[Saved entries]
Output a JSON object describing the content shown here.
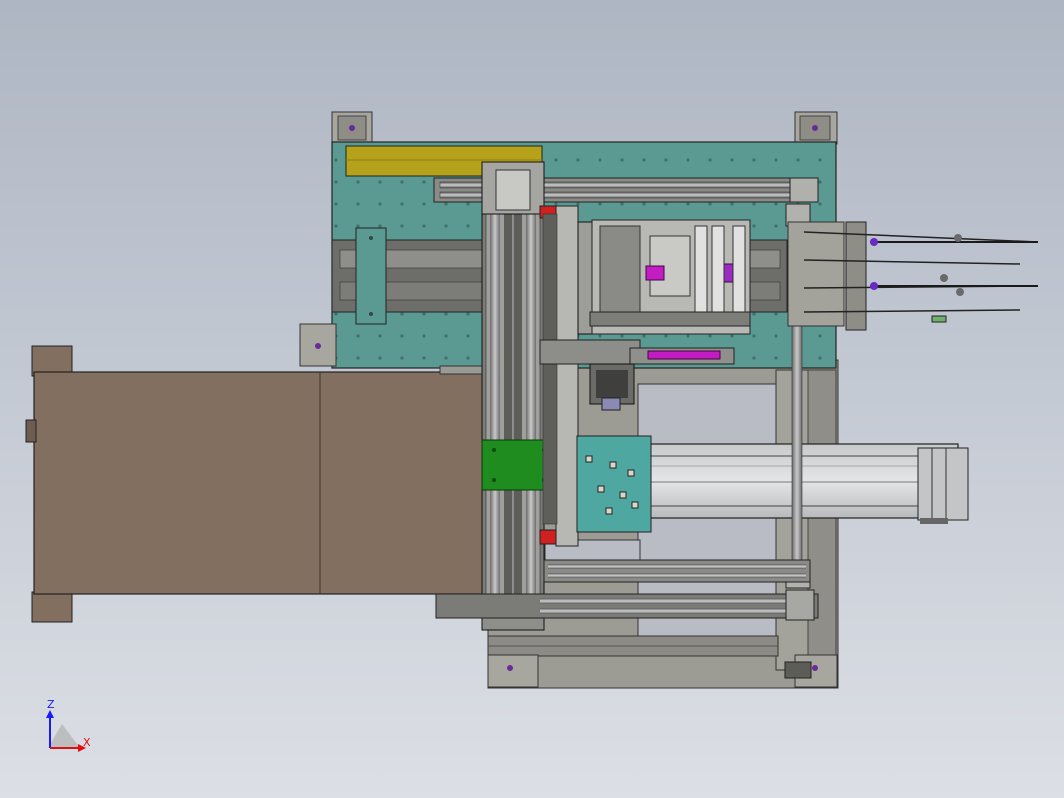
{
  "view": {
    "type": "cad-assembly-top-view",
    "background": [
      "#aeb6c3",
      "#dcdfe5"
    ]
  },
  "triad": {
    "z_label": "Z",
    "x_label": "X",
    "z_color": "#1a1aff",
    "x_color": "#e01010",
    "origin_color": "#888888"
  },
  "colors": {
    "frame_gray": "#9c9b94",
    "frame_dark": "#6f6e68",
    "teal_plate": "#5a9a93",
    "olive_cover": "#b5a21a",
    "brown_box": "#826f60",
    "green_carriage": "#1f8c1f",
    "red_stop": "#d02020",
    "magenta_cylinder": "#c21cc2",
    "violet_bolt": "#6a2a9a",
    "conveyor_light": "#d6d7d8",
    "teal_table": "#4fa7a1"
  }
}
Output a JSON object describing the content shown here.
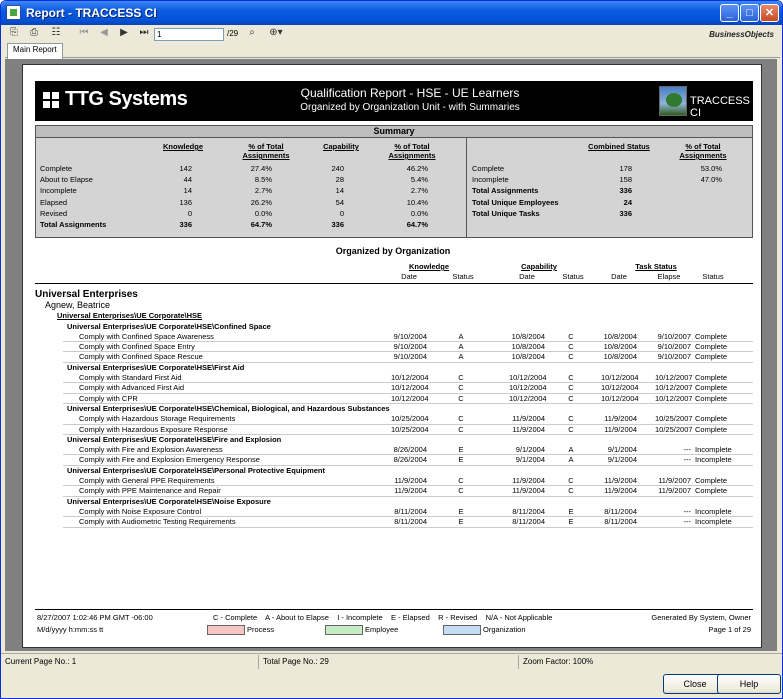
{
  "window": {
    "title": "Report - TRACCESS CI",
    "min": "_",
    "max": "□",
    "close": "✕"
  },
  "toolbar": {
    "page_value": "1",
    "page_total": "/29",
    "brand": "BusinessObjects"
  },
  "tabs": [
    {
      "label": "Main Report"
    }
  ],
  "report": {
    "logo": "TTG Systems",
    "title": "Qualification Report - HSE - UE Learners",
    "subtitle": "Organized by Organization Unit - with Summaries",
    "product": "TRACCESS CI",
    "summary": {
      "heading": "Summary",
      "left_headers": [
        "Knowledge",
        "% of Total Assignments",
        "Capability",
        "% of Total Assignments"
      ],
      "left_rows": [
        {
          "label": "Complete",
          "k": "142",
          "kp": "27.4%",
          "c": "240",
          "cp": "46.2%"
        },
        {
          "label": "About to Elapse",
          "k": "44",
          "kp": "8.5%",
          "c": "28",
          "cp": "5.4%"
        },
        {
          "label": "Incomplete",
          "k": "14",
          "kp": "2.7%",
          "c": "14",
          "cp": "2.7%"
        },
        {
          "label": "Elapsed",
          "k": "136",
          "kp": "26.2%",
          "c": "54",
          "cp": "10.4%"
        },
        {
          "label": "Revised",
          "k": "0",
          "kp": "0.0%",
          "c": "0",
          "cp": "0.0%"
        },
        {
          "label": "Total Assignments",
          "k": "336",
          "kp": "64.7%",
          "c": "336",
          "cp": "64.7%"
        }
      ],
      "right_headers": [
        "Combined Status",
        "% of Total Assignments"
      ],
      "right_rows": [
        {
          "label": "Complete",
          "v": "178",
          "p": "53.0%"
        },
        {
          "label": "Incomplete",
          "v": "158",
          "p": "47.0%"
        },
        {
          "label": "Total Assignments",
          "v": "336",
          "p": ""
        },
        {
          "label": "Total Unique Employees",
          "v": "24",
          "p": ""
        },
        {
          "label": "Total Unique Tasks",
          "v": "336",
          "p": ""
        }
      ]
    },
    "org_title": "Organized by Organization",
    "col_groups": [
      "Knowledge",
      "Capability",
      "Task Status"
    ],
    "col_heads": [
      "Date",
      "Status",
      "Date",
      "Status",
      "Date",
      "Elapse",
      "Status"
    ],
    "company": "Universal Enterprises",
    "person": "Agnew, Beatrice",
    "org": "Universal Enterprises\\UE Corporate\\HSE",
    "groups": [
      {
        "name": "Universal Enterprises\\UE Corporate\\HSE\\Confined Space",
        "rows": [
          [
            "Comply with Confined Space Awareness",
            "9/10/2004",
            "A",
            "10/8/2004",
            "C",
            "10/8/2004",
            "9/10/2007",
            "Complete"
          ],
          [
            "Comply with Confined Space Entry",
            "9/10/2004",
            "A",
            "10/8/2004",
            "C",
            "10/8/2004",
            "9/10/2007",
            "Complete"
          ],
          [
            "Comply with Confined Space Rescue",
            "9/10/2004",
            "A",
            "10/8/2004",
            "C",
            "10/8/2004",
            "9/10/2007",
            "Complete"
          ]
        ]
      },
      {
        "name": "Universal Enterprises\\UE Corporate\\HSE\\First Aid",
        "rows": [
          [
            "Comply with Standard First Aid",
            "10/12/2004",
            "C",
            "10/12/2004",
            "C",
            "10/12/2004",
            "10/12/2007",
            "Complete"
          ],
          [
            "Comply with Advanced First Aid",
            "10/12/2004",
            "C",
            "10/12/2004",
            "C",
            "10/12/2004",
            "10/12/2007",
            "Complete"
          ],
          [
            "Comply with CPR",
            "10/12/2004",
            "C",
            "10/12/2004",
            "C",
            "10/12/2004",
            "10/12/2007",
            "Complete"
          ]
        ]
      },
      {
        "name": "Universal Enterprises\\UE Corporate\\HSE\\Chemical, Biological, and Hazardous Substances",
        "rows": [
          [
            "Comply with Hazardous Storage Requirements",
            "10/25/2004",
            "C",
            "11/9/2004",
            "C",
            "11/9/2004",
            "10/25/2007",
            "Complete"
          ],
          [
            "Comply with Hazardous Exposure Response",
            "10/25/2004",
            "C",
            "11/9/2004",
            "C",
            "11/9/2004",
            "10/25/2007",
            "Complete"
          ]
        ]
      },
      {
        "name": "Universal Enterprises\\UE Corporate\\HSE\\Fire and Explosion",
        "rows": [
          [
            "Comply with Fire and Explosion Awareness",
            "8/26/2004",
            "E",
            "9/1/2004",
            "A",
            "9/1/2004",
            "---",
            "Incomplete"
          ],
          [
            "Comply with Fire and Explosion Emergency Response",
            "8/26/2004",
            "E",
            "9/1/2004",
            "A",
            "9/1/2004",
            "---",
            "Incomplete"
          ]
        ]
      },
      {
        "name": "Universal Enterprises\\UE Corporate\\HSE\\Personal Protective Equipment",
        "rows": [
          [
            "Comply with General PPE Requirements",
            "11/9/2004",
            "C",
            "11/9/2004",
            "C",
            "11/9/2004",
            "11/9/2007",
            "Complete"
          ],
          [
            "Comply with PPE Maintenance and Repair",
            "11/9/2004",
            "C",
            "11/9/2004",
            "C",
            "11/9/2004",
            "11/9/2007",
            "Complete"
          ]
        ]
      },
      {
        "name": "Universal Enterprises\\UE Corporate\\HSE\\Noise Exposure",
        "rows": [
          [
            "Comply with Noise Exposure Control",
            "8/11/2004",
            "E",
            "8/11/2004",
            "E",
            "8/11/2004",
            "---",
            "Incomplete"
          ],
          [
            "Comply with Audiometric Testing Requirements",
            "8/11/2004",
            "E",
            "8/11/2004",
            "E",
            "8/11/2004",
            "---",
            "Incomplete"
          ]
        ]
      }
    ],
    "footer": {
      "timestamp": "8/27/2007  1:02:46 PM GMT -06:00",
      "format": "M/d/yyyy h:mm:ss tt",
      "legend": "C - Complete    A - About to Elapse    I - Incomplete    E - Elapsed    R - Revised    N/A - Not Applicable",
      "generated": "Generated By System, Owner",
      "page": "Page 1 of 29",
      "sw": [
        {
          "label": "Process",
          "color": "#f4c6c6"
        },
        {
          "label": "Employee",
          "color": "#c6ecc6"
        },
        {
          "label": "Organization",
          "color": "#c6dcf4"
        }
      ]
    }
  },
  "status": {
    "current": "Current Page No.: 1",
    "total": "Total Page No.: 29",
    "zoom": "Zoom Factor: 100%"
  },
  "buttons": {
    "close": "Close",
    "help": "Help"
  }
}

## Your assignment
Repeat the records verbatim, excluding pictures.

## Answer below
Output a JSON object describing the content shown here.
{
  "view": {
    "type": "cad-assembly-top-view",
    "background": [
      "#aeb6c3",
      "#dcdfe5"
    ]
  },
  "triad": {
    "z_label": "Z",
    "x_label": "X",
    "z_color": "#1a1aff",
    "x_color": "#e01010",
    "origin_color": "#888888"
  },
  "colors": {
    "frame_gray": "#9c9b94",
    "frame_dark": "#6f6e68",
    "teal_plate": "#5a9a93",
    "olive_cover": "#b5a21a",
    "brown_box": "#826f60",
    "green_carriage": "#1f8c1f",
    "red_stop": "#d02020",
    "magenta_cylinder": "#c21cc2",
    "violet_bolt": "#6a2a9a",
    "conveyor_light": "#d6d7d8",
    "teal_table": "#4fa7a1"
  }
}
Output a JSON object describing the content shown here.
{
  "window": {
    "title": "Report - TRACCESS CI",
    "min": "_",
    "max": "□",
    "close": "✕"
  },
  "toolbar": {
    "page_value": "1",
    "page_total": "/29",
    "brand": "BusinessObjects"
  },
  "tabs": [
    {
      "label": "Main Report"
    }
  ],
  "report": {
    "logo": "TTG Systems",
    "title": "Qualification Report - HSE - UE Learners",
    "subtitle": "Organized by Organization Unit - with Summaries",
    "product": "TRACCESS CI",
    "summary": {
      "heading": "Summary",
      "left_headers": [
        "Knowledge",
        "% of Total Assignments",
        "Capability",
        "% of Total Assignments"
      ],
      "left_rows": [
        {
          "label": "Complete",
          "k": "142",
          "kp": "27.4%",
          "c": "240",
          "cp": "46.2%"
        },
        {
          "label": "About to Elapse",
          "k": "44",
          "kp": "8.5%",
          "c": "28",
          "cp": "5.4%"
        },
        {
          "label": "Incomplete",
          "k": "14",
          "kp": "2.7%",
          "c": "14",
          "cp": "2.7%"
        },
        {
          "label": "Elapsed",
          "k": "136",
          "kp": "26.2%",
          "c": "54",
          "cp": "10.4%"
        },
        {
          "label": "Revised",
          "k": "0",
          "kp": "0.0%",
          "c": "0",
          "cp": "0.0%"
        },
        {
          "label": "Total Assignments",
          "k": "336",
          "kp": "64.7%",
          "c": "336",
          "cp": "64.7%"
        }
      ],
      "right_headers": [
        "Combined Status",
        "% of Total Assignments"
      ],
      "right_rows": [
        {
          "label": "Complete",
          "v": "178",
          "p": "53.0%"
        },
        {
          "label": "Incomplete",
          "v": "158",
          "p": "47.0%"
        },
        {
          "label": "Total Assignments",
          "v": "336",
          "p": ""
        },
        {
          "label": "Total Unique Employees",
          "v": "24",
          "p": ""
        },
        {
          "label": "Total Unique Tasks",
          "v": "336",
          "p": ""
        }
      ]
    },
    "org_title": "Organized by Organization",
    "col_groups": [
      "Knowledge",
      "Capability",
      "Task Status"
    ],
    "col_heads": [
      "Date",
      "Status",
      "Date",
      "Status",
      "Date",
      "Elapse",
      "Status"
    ],
    "company": "Universal Enterprises",
    "person": "Agnew, Beatrice",
    "org": "Universal Enterprises\\UE Corporate\\HSE",
    "groups": [
      {
        "name": "Universal Enterprises\\UE Corporate\\HSE\\Confined Space",
        "rows": [
          [
            "Comply with Confined Space Awareness",
            "9/10/2004",
            "A",
            "10/8/2004",
            "C",
            "10/8/2004",
            "9/10/2007",
            "Complete"
          ],
          [
            "Comply with Confined Space Entry",
            "9/10/2004",
            "A",
            "10/8/2004",
            "C",
            "10/8/2004",
            "9/10/2007",
            "Complete"
          ],
          [
            "Comply with Confined Space Rescue",
            "9/10/2004",
            "A",
            "10/8/2004",
            "C",
            "10/8/2004",
            "9/10/2007",
            "Complete"
          ]
        ]
      },
      {
        "name": "Universal Enterprises\\UE Corporate\\HSE\\First Aid",
        "rows": [
          [
            "Comply with Standard First Aid",
            "10/12/2004",
            "C",
            "10/12/2004",
            "C",
            "10/12/2004",
            "10/12/2007",
            "Complete"
          ],
          [
            "Comply with Advanced First Aid",
            "10/12/2004",
            "C",
            "10/12/2004",
            "C",
            "10/12/2004",
            "10/12/2007",
            "Complete"
          ],
          [
            "Comply with CPR",
            "10/12/2004",
            "C",
            "10/12/2004",
            "C",
            "10/12/2004",
            "10/12/2007",
            "Complete"
          ]
        ]
      },
      {
        "name": "Universal Enterprises\\UE Corporate\\HSE\\Chemical, Biological, and Hazardous Substances",
        "rows": [
          [
            "Comply with Hazardous Storage Requirements",
            "10/25/2004",
            "C",
            "11/9/2004",
            "C",
            "11/9/2004",
            "10/25/2007",
            "Complete"
          ],
          [
            "Comply with Hazardous Exposure Response",
            "10/25/2004",
            "C",
            "11/9/2004",
            "C",
            "11/9/2004",
            "10/25/2007",
            "Complete"
          ]
        ]
      },
      {
        "name": "Universal Enterprises\\UE Corporate\\HSE\\Fire and Explosion",
        "rows": [
          [
            "Comply with Fire and Explosion Awareness",
            "8/26/2004",
            "E",
            "9/1/2004",
            "A",
            "9/1/2004",
            "---",
            "Incomplete"
          ],
          [
            "Comply with Fire and Explosion Emergency Response",
            "8/26/2004",
            "E",
            "9/1/2004",
            "A",
            "9/1/2004",
            "---",
            "Incomplete"
          ]
        ]
      },
      {
        "name": "Universal Enterprises\\UE Corporate\\HSE\\Personal Protective Equipment",
        "rows": [
          [
            "Comply with General PPE Requirements",
            "11/9/2004",
            "C",
            "11/9/2004",
            "C",
            "11/9/2004",
            "11/9/2007",
            "Complete"
          ],
          [
            "Comply with PPE Maintenance and Repair",
            "11/9/2004",
            "C",
            "11/9/2004",
            "C",
            "11/9/2004",
            "11/9/2007",
            "Complete"
          ]
        ]
      },
      {
        "name": "Universal Enterprises\\UE Corporate\\HSE\\Noise Exposure",
        "rows": [
          [
            "Comply with Noise Exposure Control",
            "8/11/2004",
            "E",
            "8/11/2004",
            "E",
            "8/11/2004",
            "---",
            "Incomplete"
          ],
          [
            "Comply with Audiometric Testing Requirements",
            "8/11/2004",
            "E",
            "8/11/2004",
            "E",
            "8/11/2004",
            "---",
            "Incomplete"
          ]
        ]
      }
    ],
    "footer": {
      "timestamp": "8/27/2007  1:02:46 PM GMT -06:00",
      "format": "M/d/yyyy h:mm:ss tt",
      "legend": "C - Complete    A - About to Elapse    I - Incomplete    E - Elapsed    R - Revised    N/A - Not Applicable",
      "generated": "Generated By System, Owner",
      "page": "Page 1 of 29",
      "sw": [
        {
          "label": "Process",
          "color": "#f4c6c6"
        },
        {
          "label": "Employee",
          "color": "#c6ecc6"
        },
        {
          "label": "Organization",
          "color": "#c6dcf4"
        }
      ]
    }
  },
  "status": {
    "current": "Current Page No.: 1",
    "total": "Total Page No.: 29",
    "zoom": "Zoom Factor: 100%"
  },
  "buttons": {
    "close": "Close",
    "help": "Help"
  }
}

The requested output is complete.